From Chapter 8, "Making Cents of Commodity Quotes" (Page 113): "...becoming comfortable with commodity quotes and calculating profit and loss in each market is even more critical than accurate market speculation. ...each commodity contract has its own set of rules."
From Chapter 9, "Figuring in Financial Futures—Stock Indices, Interest Rates, and Currencies" (Page 139): "...in both the futures and options
markets, contracts with expirations other than the front month have dramatically lower liquidity. This is especially true in the case of the futures contract. Therefore, in most circumstances futures traders should avoid trading distant month contracts because the lack of liquidity creates large bid/ask spreads... I have found that beginning traders interested in holding a position for a considerable amount of time often want to trade in a back month to avoid the hassle and costs involved in rolling into the next contract month. In my opinion, this is destructive behavior..."
From Chapter 11, "The Only Magic in Trading—Emotional Stability" (Pages 179, 188): "In my years as a broker, I have come across droves of retail and institutional traders and just as many trading strategies and methodologies. I have yet to discover any individual system or style that is capable of making money in all market conditions and without excessive dedication to research and adjustment. In other words, there is no Holy Grail or easy money. ...If you are looking for magic, go to Disneyland..."
From Chapter 12, "Trading Is a Business—Have a Plan" (Pages 190-191, 201): "...one of the most important characteristics of a profitable trader is the ability to adapt to ever-changing market conditions. Being nimble is key; being stubborn is detrimental... ...Although trading systems, as opposed to trading plans that can be modified, have grown in popularity due to technological advances and the availability of such system software to the general public, the odds of success facing retail traders hasn't seemed to improve. This leads me to believe that...there are still significant challenges to creating a profitable trading model."
From Chapter 13, "Why You Should Speculate in Futures" (Page 215): "...the convenience of gaining leverage and the ability to quickly buy and sell trading instruments in any order creates an extremely efficient means of betting on anticipated price changes. Also the tax benefits of profitable speculation in commodities, as compared to equities, is dramatic and has the potential to have a profound impact on the overall results."
Per its name, the book is entry level. It does not describe or cite formal research on commodity futures trading such as that referenced in Blog Synthesis: Investing/Trading in Commodities and Commodity Futures.
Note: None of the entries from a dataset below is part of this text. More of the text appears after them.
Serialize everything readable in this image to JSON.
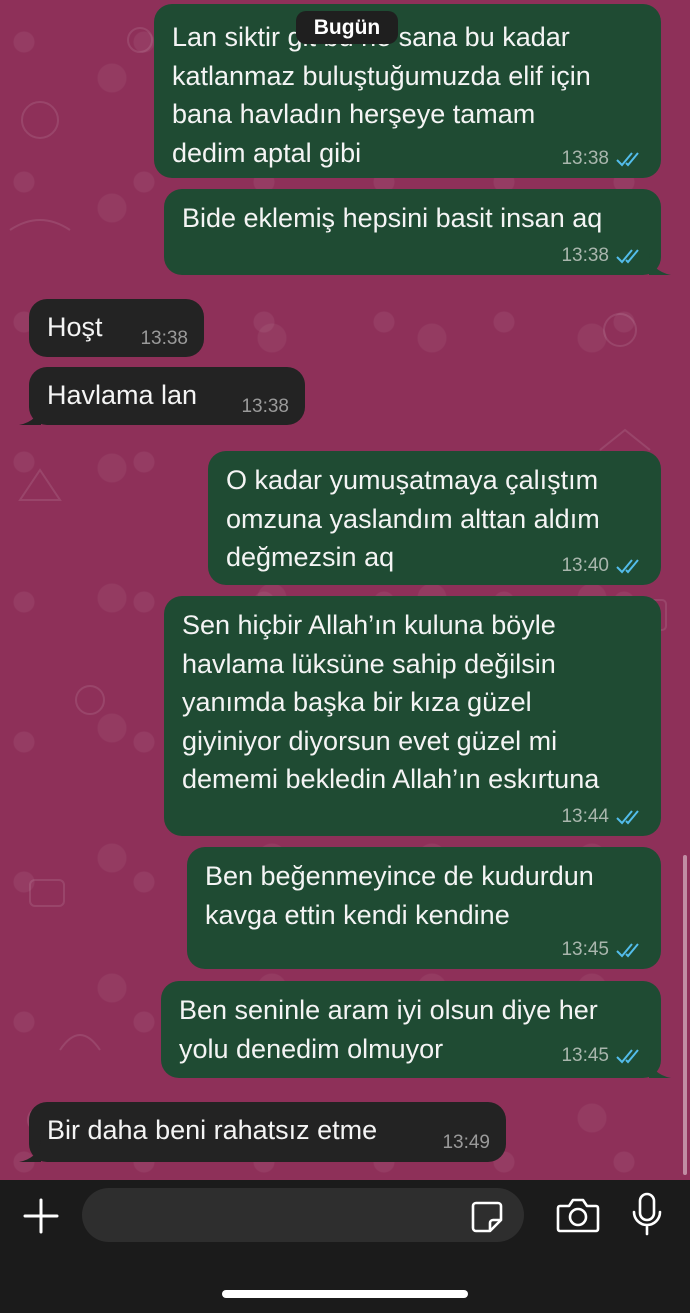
{
  "chat": {
    "date_chip": "Bugün",
    "messages": [
      {
        "dir": "out",
        "text": "Lan siktir git bu ne sana bu kadar\nkatlanmaz buluştuğumuzda elif için\nbana havladın  herşeye tamam\ndedim aptal gibi",
        "time": "13:38",
        "status": "read"
      },
      {
        "dir": "out",
        "text": "Bide eklemiş hepsini basit insan aq",
        "time": "13:38",
        "status": "read"
      },
      {
        "dir": "in",
        "text": "Hoşt",
        "time": "13:38"
      },
      {
        "dir": "in",
        "text": "Havlama lan",
        "time": "13:38"
      },
      {
        "dir": "out",
        "text": "O kadar yumuşatmaya çalıştım\nomzuna yaslandım alttan aldım\ndeğmezsin aq",
        "time": "13:40",
        "status": "read"
      },
      {
        "dir": "out",
        "text": "Sen hiçbir Allah’ın kuluna böyle\nhavlama lüksüne sahip değilsin\nyanımda başka bir kıza güzel\ngiyiniyor diyorsun evet güzel mi\ndememi bekledin Allah’ın eskırtuna",
        "time": "13:44",
        "status": "read"
      },
      {
        "dir": "out",
        "text": "Ben beğenmeyince de kudurdun\nkavga ettin kendi kendine",
        "time": "13:45",
        "status": "read"
      },
      {
        "dir": "out",
        "text": "Ben seninle aram iyi olsun diye her\nyolu denedim olmuyor",
        "time": "13:45",
        "status": "read"
      },
      {
        "dir": "in",
        "text": "Bir daha beni rahatsız etme",
        "time": "13:49"
      }
    ]
  },
  "composer": {
    "value": "",
    "placeholder": ""
  },
  "icons": {
    "attach": "plus-icon",
    "sticker": "sticker-icon",
    "camera": "camera-icon",
    "mic": "microphone-icon",
    "read_receipt": "double-check-icon"
  },
  "colors": {
    "wallpaper": "#8e3059",
    "outgoing_bubble": "#1f4b33",
    "incoming_bubble": "#232323",
    "read_ticks": "#53bdeb"
  }
}
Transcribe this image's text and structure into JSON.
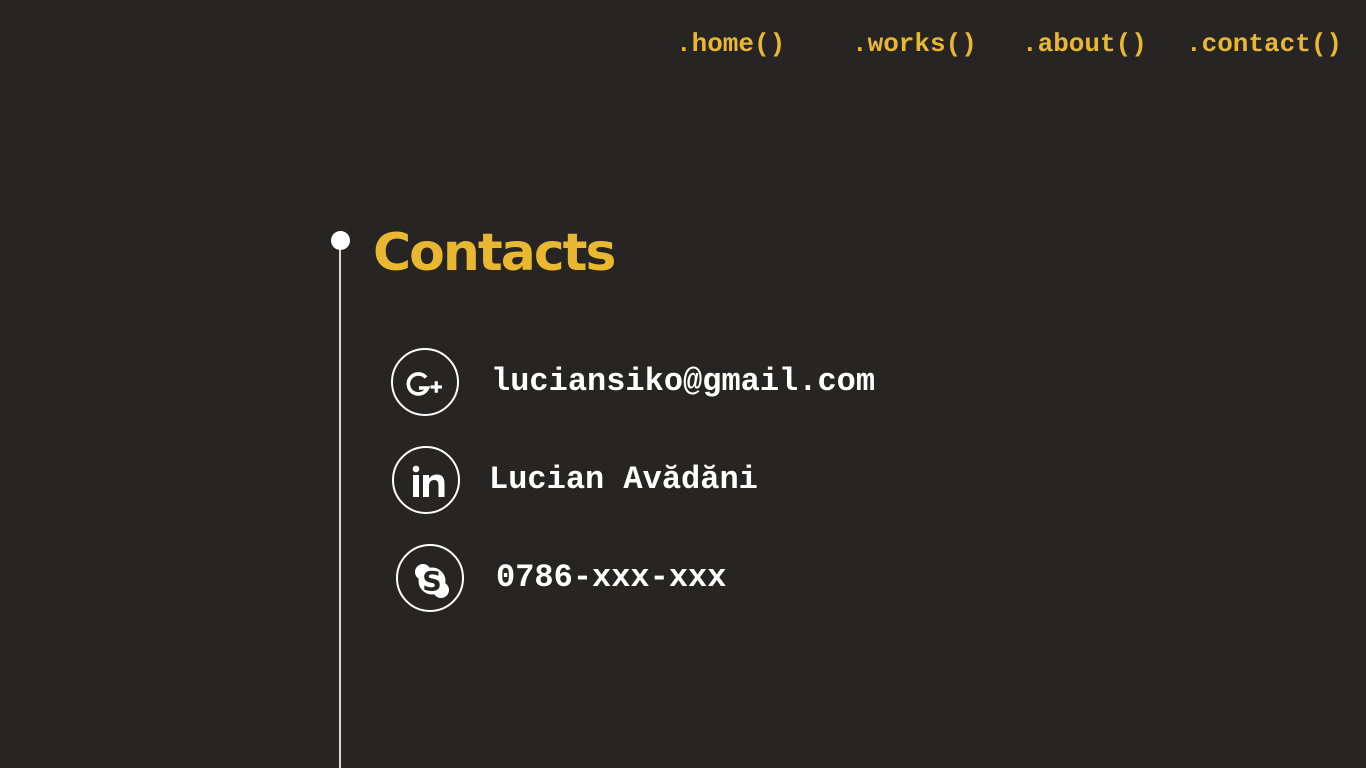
{
  "nav": {
    "home": ".home()",
    "works": ".works()",
    "about": ".about()",
    "contact": ".contact()"
  },
  "contacts": {
    "title": "Contacts",
    "items": [
      {
        "icon": "google-plus-icon",
        "text": "luciansiko@gmail.com"
      },
      {
        "icon": "linkedin-icon",
        "text": "Lucian Avădăni"
      },
      {
        "icon": "skype-icon",
        "text": "0786-xxx-xxx"
      }
    ]
  },
  "colors": {
    "background": "#262524",
    "accent": "#e9b830",
    "text": "#ffffff",
    "timeline": "#d8d8d8"
  }
}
For example, the book does not mention the Commodity Futures Trading Commission's Commitments of Traders (COT) reports as a means to measure hedging pressure. Nor does it contain the term "roll return" or the word "momentum."
In summary, Carley Garner's A Trader's First Book on Commodities is a well-calibrated introduction (as advertised) to trading commodity futures and options, but readers will have to dig deeper for robust investigations of trading strategies.